Just think, as emerging markets companies grow bigger, and thanks to the last couple of financial crisis, emerging markets have made more inroads into that equation. The other factor is the recycling of petrodollar and massive trade surpluses - much of that went into buying big banks and mining firms.
It is foreseeable within the next 10 years that the BRICs plus another 10 emerging markets should overtake the old guard (US, Europe) in terms of percentage of market cap. It is almost inevitable, they keep spending beyond their means, and the trade surpluses keep going the other way. The main way to pay down their debts is actually via these emerging markets to buy out large stakes of their companies, as that would recycle back the funds.
Bespoke Investment Group:
One of the main headlines on The Drudge Report this morning is that China has overtaken Japan as the world's second biggest economy. Looking at Bloomberg numbers of equity market caps for countries, China is getting very close to second biggest as well.
As shown below, Japan's stock market capitalization is currently 7.97% of world market cap. China ranks second at 6.89%. Five years ago, Japan accounted for 10.34% of world market cap, while China accounted for just 1.10%. Back in 2005, China ranked just 17th in terms of market cap, behind countries like Saudi Arabia, Spain, Switzerland, South Korea, Taiwan, India, and the Netherlands. Now with the world's second biggest economy and third biggest stock market, it's hard to classify China as an emerging market, but it is indeed still emerging in terms of growth.
In the bottom chart we highlight the change in percent of world market cap over the last five years. As shown, China has had the biggest growth in percentage points, while the US has had the biggest fall. Hong Kong, India, and Brazil have seen pretty big increases in share, while the UK, France, and Japan have all lost the most ground after the US. It will be interesting to see how things look in another five years.

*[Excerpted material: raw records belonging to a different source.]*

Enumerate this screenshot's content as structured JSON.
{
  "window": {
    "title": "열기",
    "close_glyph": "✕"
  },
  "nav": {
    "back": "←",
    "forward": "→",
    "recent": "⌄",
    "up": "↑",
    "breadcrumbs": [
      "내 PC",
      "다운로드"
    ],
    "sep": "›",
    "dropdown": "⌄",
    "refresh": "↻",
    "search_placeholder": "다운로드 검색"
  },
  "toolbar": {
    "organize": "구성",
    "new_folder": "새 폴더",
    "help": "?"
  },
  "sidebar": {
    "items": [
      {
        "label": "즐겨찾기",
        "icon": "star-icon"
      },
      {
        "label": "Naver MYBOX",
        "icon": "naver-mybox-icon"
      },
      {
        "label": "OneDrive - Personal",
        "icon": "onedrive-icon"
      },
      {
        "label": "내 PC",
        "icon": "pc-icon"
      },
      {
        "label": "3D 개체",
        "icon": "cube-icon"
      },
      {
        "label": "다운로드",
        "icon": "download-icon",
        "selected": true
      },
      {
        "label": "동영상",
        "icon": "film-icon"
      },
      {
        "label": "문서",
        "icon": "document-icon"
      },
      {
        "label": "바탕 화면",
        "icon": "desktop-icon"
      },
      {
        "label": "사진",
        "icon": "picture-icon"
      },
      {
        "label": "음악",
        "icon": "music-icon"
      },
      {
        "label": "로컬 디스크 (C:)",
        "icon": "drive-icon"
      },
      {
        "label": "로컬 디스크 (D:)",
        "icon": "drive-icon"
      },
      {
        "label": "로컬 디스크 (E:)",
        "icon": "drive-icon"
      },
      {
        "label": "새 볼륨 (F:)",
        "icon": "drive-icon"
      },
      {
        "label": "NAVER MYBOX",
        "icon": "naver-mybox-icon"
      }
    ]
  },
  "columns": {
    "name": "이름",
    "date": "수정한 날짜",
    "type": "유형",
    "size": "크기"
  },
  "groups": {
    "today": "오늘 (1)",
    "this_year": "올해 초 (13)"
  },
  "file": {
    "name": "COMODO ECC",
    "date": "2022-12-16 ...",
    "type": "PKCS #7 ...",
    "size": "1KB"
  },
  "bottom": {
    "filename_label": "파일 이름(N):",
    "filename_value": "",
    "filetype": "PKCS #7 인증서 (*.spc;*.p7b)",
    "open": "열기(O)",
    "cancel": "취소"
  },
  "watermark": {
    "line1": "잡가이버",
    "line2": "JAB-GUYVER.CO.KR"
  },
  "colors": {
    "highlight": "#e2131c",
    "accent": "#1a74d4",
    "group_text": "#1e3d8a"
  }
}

It is heartening to see Malaysia's percentage jumping from 0.49% five years ago to 0.77%. That was quite a jump in terms of absolute percentage. Somehow I think that was more because of the calamities the developed markets went through rather than through "actual initiatives" undertaken by ourselves. Singapore rose from 0.63% to 1.11%, also remarkable. If we strategise better, take better care of how we allocate our resources, we should be hitting 2% by now, seriously.